◆ **TASK GOAL**
Search term "AJAX": copy each line of the records that contains it.

──────── PROVIDED DATA ────────

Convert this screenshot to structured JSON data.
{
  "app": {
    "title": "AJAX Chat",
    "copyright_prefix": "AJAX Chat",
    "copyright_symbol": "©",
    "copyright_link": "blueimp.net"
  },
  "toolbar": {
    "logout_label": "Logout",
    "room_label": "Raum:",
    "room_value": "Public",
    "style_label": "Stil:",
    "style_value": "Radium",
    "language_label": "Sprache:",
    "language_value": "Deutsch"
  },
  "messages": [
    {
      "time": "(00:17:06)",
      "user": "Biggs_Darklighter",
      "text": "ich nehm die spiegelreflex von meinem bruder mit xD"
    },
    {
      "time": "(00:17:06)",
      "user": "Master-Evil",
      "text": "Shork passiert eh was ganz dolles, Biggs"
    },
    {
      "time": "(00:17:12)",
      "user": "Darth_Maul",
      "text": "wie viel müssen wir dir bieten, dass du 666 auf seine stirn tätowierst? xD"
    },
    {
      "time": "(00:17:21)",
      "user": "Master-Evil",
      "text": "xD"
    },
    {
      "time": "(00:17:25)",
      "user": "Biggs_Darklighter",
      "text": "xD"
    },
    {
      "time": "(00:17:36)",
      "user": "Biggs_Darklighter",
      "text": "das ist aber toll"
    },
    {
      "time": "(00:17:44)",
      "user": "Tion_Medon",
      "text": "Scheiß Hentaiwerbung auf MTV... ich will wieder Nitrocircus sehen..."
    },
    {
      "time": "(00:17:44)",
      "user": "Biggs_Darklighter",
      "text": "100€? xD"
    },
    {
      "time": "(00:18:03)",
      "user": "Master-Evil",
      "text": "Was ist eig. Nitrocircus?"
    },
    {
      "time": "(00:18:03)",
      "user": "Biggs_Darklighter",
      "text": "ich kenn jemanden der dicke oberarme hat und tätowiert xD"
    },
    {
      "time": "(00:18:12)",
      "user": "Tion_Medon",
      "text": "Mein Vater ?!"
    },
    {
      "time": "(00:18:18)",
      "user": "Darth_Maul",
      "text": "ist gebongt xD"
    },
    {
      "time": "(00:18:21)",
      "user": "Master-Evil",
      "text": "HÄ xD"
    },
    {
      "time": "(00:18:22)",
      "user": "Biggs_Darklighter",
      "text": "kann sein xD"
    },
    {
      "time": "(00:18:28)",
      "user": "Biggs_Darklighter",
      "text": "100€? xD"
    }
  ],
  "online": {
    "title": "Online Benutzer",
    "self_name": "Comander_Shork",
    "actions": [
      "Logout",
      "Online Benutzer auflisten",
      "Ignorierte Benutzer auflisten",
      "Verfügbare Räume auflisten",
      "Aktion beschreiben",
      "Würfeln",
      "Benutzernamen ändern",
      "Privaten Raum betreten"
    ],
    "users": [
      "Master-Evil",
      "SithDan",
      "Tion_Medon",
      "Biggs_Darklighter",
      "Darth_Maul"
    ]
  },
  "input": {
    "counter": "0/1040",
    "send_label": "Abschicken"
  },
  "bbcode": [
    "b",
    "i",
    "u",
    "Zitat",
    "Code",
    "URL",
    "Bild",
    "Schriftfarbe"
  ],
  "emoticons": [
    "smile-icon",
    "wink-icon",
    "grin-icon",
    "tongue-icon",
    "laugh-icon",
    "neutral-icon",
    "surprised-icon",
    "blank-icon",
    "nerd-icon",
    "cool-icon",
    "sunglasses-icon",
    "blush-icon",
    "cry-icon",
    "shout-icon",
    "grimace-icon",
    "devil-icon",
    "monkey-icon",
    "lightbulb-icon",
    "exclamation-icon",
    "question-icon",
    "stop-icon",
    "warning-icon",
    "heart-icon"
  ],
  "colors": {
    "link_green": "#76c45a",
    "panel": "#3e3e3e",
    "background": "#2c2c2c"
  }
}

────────

◆ **EXPECTED ANSWER**
    "title": "AJAX Chat",
    "copyright_prefix": "AJAX Chat",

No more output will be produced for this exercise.